Early Days for Dahlias

My mother grew dahlias in the garden of a house we lived in when I was a teenager; a glowing, island bed of them in a big, green sea of lawn. I admired them (and have a memory of dancing by them at night, alone, by the light from the house windows, suddenly joyful about being alive). They were nearly all of deep, vivid shades but the variety in their shapes brought up another memory of the wallpaper on our bedroom wall when my sisters and I were small. It looked something like this and I would lie in bed studying the different flower patterns very carefully. (Easy to guess in which decade we were born!)

Flowery sixties wall paper

All the same I never thought of growing dahlias myself until recent years when the tubers have been in the news as an edible crop. James Wong promoted them in his book, "Homegrown Revolution" and explains,
"Before you dismiss the idea of eating dahlia yams as some kind of weird, hippy idea, consider this: dahlias were originally brought to our shores as a prized edible crop, while runner beans were ironically first introduced as an ornamental plant. It seems like we just got our horticultural wires crossed. Cultivated for hundreds of years by the Aztecs, and still popular in Mexico today, dahlia’s sweet, starchy tubers are delicious as crisps, chips and roasties – and even in ice cream!"
So this year I bought three, red and yellow, cactus dahlia tubers from the hardware store in the high street and planted them. One failed (presumably a red one), but two yellow ones came up.

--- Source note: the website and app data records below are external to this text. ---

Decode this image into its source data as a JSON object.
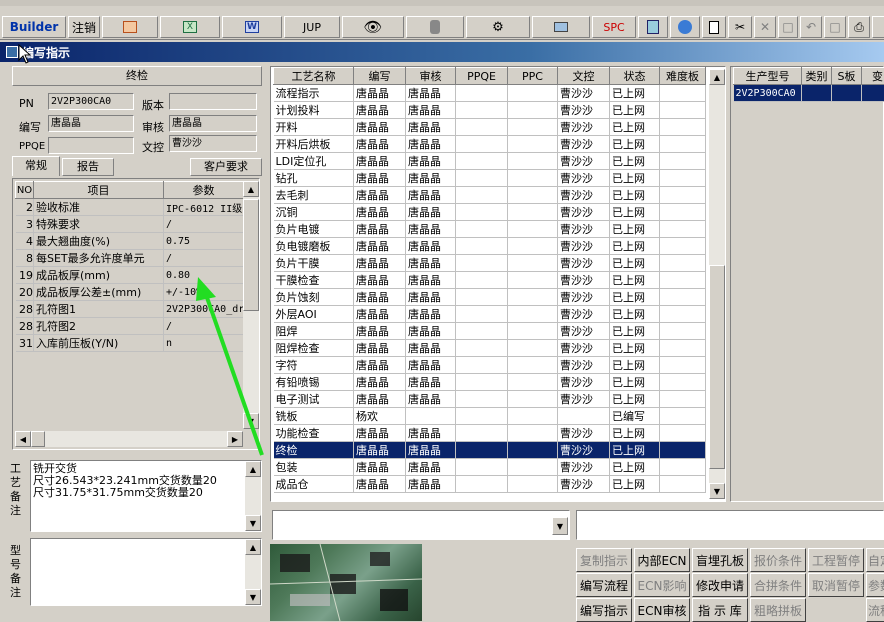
{
  "toolbar": {
    "builder": "Builder",
    "logout": "注销",
    "jup": "JUP",
    "spc": "SPC"
  },
  "window": {
    "title": "编写指示"
  },
  "left": {
    "header": "终检",
    "pn_label": "PN",
    "pn_value": "2V2P300CA0",
    "version_label": "版本",
    "version_value": "",
    "writer_label": "编写",
    "writer_value": "唐晶晶",
    "reviewer_label": "审核",
    "reviewer_value": "唐晶晶",
    "ppqe_label": "PPQE",
    "ppqe_value": "",
    "doc_control_label": "文控",
    "doc_control_value": "曹沙沙",
    "tabs": [
      "常规",
      "报告",
      "客户要求"
    ],
    "param_headers": [
      "NO",
      "项目",
      "参数"
    ],
    "params": [
      {
        "no": "2",
        "item": "验收标准",
        "value": "IPC-6012 II级"
      },
      {
        "no": "3",
        "item": "特殊要求",
        "value": "/"
      },
      {
        "no": "4",
        "item": "最大翘曲度(%)",
        "value": "0.75"
      },
      {
        "no": "8",
        "item": "每SET最多允许度单元",
        "value": "/"
      },
      {
        "no": "19",
        "item": "成品板厚(mm)",
        "value": "0.80"
      },
      {
        "no": "20",
        "item": "成品板厚公差±(mm)",
        "value": "+/-10%"
      },
      {
        "no": "28",
        "item": "孔符图1",
        "value": "2V2P300CA0_dr"
      },
      {
        "no": "28",
        "item": "孔符图2",
        "value": "/"
      },
      {
        "no": "31",
        "item": "入库前压板(Y/N)",
        "value": "n"
      }
    ],
    "process_note_label": "工艺备注",
    "process_note_lines": [
      "铣开交货",
      "尺寸26.543*23.241mm交货数量20",
      "尺寸31.75*31.75mm交货数量20"
    ],
    "model_note_label": "型号备注"
  },
  "steps": {
    "headers": [
      "工艺名称",
      "编写",
      "审核",
      "PPQE",
      "PPC",
      "文控",
      "状态",
      "难度板"
    ],
    "rows": [
      {
        "name": "流程指示",
        "w": "唐晶晶",
        "r": "唐晶晶",
        "p": "",
        "c": "",
        "d": "曹沙沙",
        "s": "已上网"
      },
      {
        "name": "计划投料",
        "w": "唐晶晶",
        "r": "唐晶晶",
        "p": "",
        "c": "",
        "d": "曹沙沙",
        "s": "已上网"
      },
      {
        "name": "开料",
        "w": "唐晶晶",
        "r": "唐晶晶",
        "p": "",
        "c": "",
        "d": "曹沙沙",
        "s": "已上网"
      },
      {
        "name": "开料后烘板",
        "w": "唐晶晶",
        "r": "唐晶晶",
        "p": "",
        "c": "",
        "d": "曹沙沙",
        "s": "已上网"
      },
      {
        "name": "LDI定位孔",
        "w": "唐晶晶",
        "r": "唐晶晶",
        "p": "",
        "c": "",
        "d": "曹沙沙",
        "s": "已上网"
      },
      {
        "name": "钻孔",
        "w": "唐晶晶",
        "r": "唐晶晶",
        "p": "",
        "c": "",
        "d": "曹沙沙",
        "s": "已上网"
      },
      {
        "name": "去毛刺",
        "w": "唐晶晶",
        "r": "唐晶晶",
        "p": "",
        "c": "",
        "d": "曹沙沙",
        "s": "已上网"
      },
      {
        "name": "沉铜",
        "w": "唐晶晶",
        "r": "唐晶晶",
        "p": "",
        "c": "",
        "d": "曹沙沙",
        "s": "已上网"
      },
      {
        "name": "负片电镀",
        "w": "唐晶晶",
        "r": "唐晶晶",
        "p": "",
        "c": "",
        "d": "曹沙沙",
        "s": "已上网"
      },
      {
        "name": "负电镀磨板",
        "w": "唐晶晶",
        "r": "唐晶晶",
        "p": "",
        "c": "",
        "d": "曹沙沙",
        "s": "已上网"
      },
      {
        "name": "负片干膜",
        "w": "唐晶晶",
        "r": "唐晶晶",
        "p": "",
        "c": "",
        "d": "曹沙沙",
        "s": "已上网"
      },
      {
        "name": "干膜检查",
        "w": "唐晶晶",
        "r": "唐晶晶",
        "p": "",
        "c": "",
        "d": "曹沙沙",
        "s": "已上网"
      },
      {
        "name": "负片蚀刻",
        "w": "唐晶晶",
        "r": "唐晶晶",
        "p": "",
        "c": "",
        "d": "曹沙沙",
        "s": "已上网"
      },
      {
        "name": "外层AOI",
        "w": "唐晶晶",
        "r": "唐晶晶",
        "p": "",
        "c": "",
        "d": "曹沙沙",
        "s": "已上网"
      },
      {
        "name": "阻焊",
        "w": "唐晶晶",
        "r": "唐晶晶",
        "p": "",
        "c": "",
        "d": "曹沙沙",
        "s": "已上网"
      },
      {
        "name": "阻焊检查",
        "w": "唐晶晶",
        "r": "唐晶晶",
        "p": "",
        "c": "",
        "d": "曹沙沙",
        "s": "已上网"
      },
      {
        "name": "字符",
        "w": "唐晶晶",
        "r": "唐晶晶",
        "p": "",
        "c": "",
        "d": "曹沙沙",
        "s": "已上网"
      },
      {
        "name": "有铅喷锡",
        "w": "唐晶晶",
        "r": "唐晶晶",
        "p": "",
        "c": "",
        "d": "曹沙沙",
        "s": "已上网"
      },
      {
        "name": "电子测试",
        "w": "唐晶晶",
        "r": "唐晶晶",
        "p": "",
        "c": "",
        "d": "曹沙沙",
        "s": "已上网"
      },
      {
        "name": "铣板",
        "w": "杨欢",
        "r": "",
        "p": "",
        "c": "",
        "d": "",
        "s": "已编写"
      },
      {
        "name": "功能检查",
        "w": "唐晶晶",
        "r": "唐晶晶",
        "p": "",
        "c": "",
        "d": "曹沙沙",
        "s": "已上网"
      },
      {
        "name": "终检",
        "w": "唐晶晶",
        "r": "唐晶晶",
        "p": "",
        "c": "",
        "d": "曹沙沙",
        "s": "已上网",
        "sel": true
      },
      {
        "name": "包装",
        "w": "唐晶晶",
        "r": "唐晶晶",
        "p": "",
        "c": "",
        "d": "曹沙沙",
        "s": "已上网"
      },
      {
        "name": "成品仓",
        "w": "唐晶晶",
        "r": "唐晶晶",
        "p": "",
        "c": "",
        "d": "曹沙沙",
        "s": "已上网"
      }
    ]
  },
  "models": {
    "headers": [
      "生产型号",
      "类别",
      "S板",
      "变"
    ],
    "rows": [
      {
        "model": "2V2P300CA0"
      }
    ]
  },
  "buttons": [
    [
      "复制指示",
      "内部ECN",
      "盲埋孔板",
      "报价条件",
      "工程暂停",
      "自定义"
    ],
    [
      "编写流程",
      "ECN影响",
      "修改申请",
      "合拼条件",
      "取消暂停",
      "参数检"
    ],
    [
      "编写指示",
      "ECN审核",
      "指 示 库",
      "粗略拼板",
      "",
      "流程检"
    ]
  ],
  "buttons_disabled": [
    [
      true,
      false,
      false,
      true,
      true,
      true
    ],
    [
      false,
      true,
      false,
      true,
      true,
      true
    ],
    [
      false,
      false,
      false,
      true,
      false,
      true
    ]
  ],
  "colors": {
    "selection": "#0a246a",
    "arrow": "#22dd22",
    "title_start": "#0a246a"
  }
}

Dahlia flower

I dug up some tubers to eat yesterday. (I replanted three straight away figuring that if dahlias are going to be a food item in our perennial vegetable plot they will have to survive the winter in the ground. I'm willing to give them a thick straw mulch but that's all the fuss they're getting.)

Dug dahlia tubers
Easy to dig
Peeled dahlia tubers
Easy to peel

Boiled dahlia tubers
Took 20 minutes to boil
Fried dahlia tubers
Quicker to fry 

Boiled they were quite horrible! They were much nicer fried (like a juicy chip) which is why there were only a few left by the time I remembered to take a photograph.

But as Fionnuala Fallon reports in The Irish Times the flavour varies hugely between varieties and species. We have to find the good-tasting ones and/or breed new ones. James Wong recommends yellow-flowered cactus types such as 'Yellow Chiffon', 'Amherst Regina' and 'Inland Dynasty' and notes that enthusiasts rate a pom-pom type 'Yellow Gem'. I would like to see if the hardy dahlia, Dahlia merckii, tastes any good. The Swiss nursery Lubera is selling a variety of dahlias they have selected for flavour. (I believe we'll be able to visit Emma Cooper's blog soon once she has harvested her Lubera dahlia tubers and find out what she thinks of them). And William Whitson of Cultivariable in America has started an Edible Dahlias Facebook group where members are trying different types and pooling their findings.

There are 42 species of dahlia and 57000 registered cultivars. It is definitely early days for dahlias.

N.B. I sell a range of perennial vegetable plants on my website.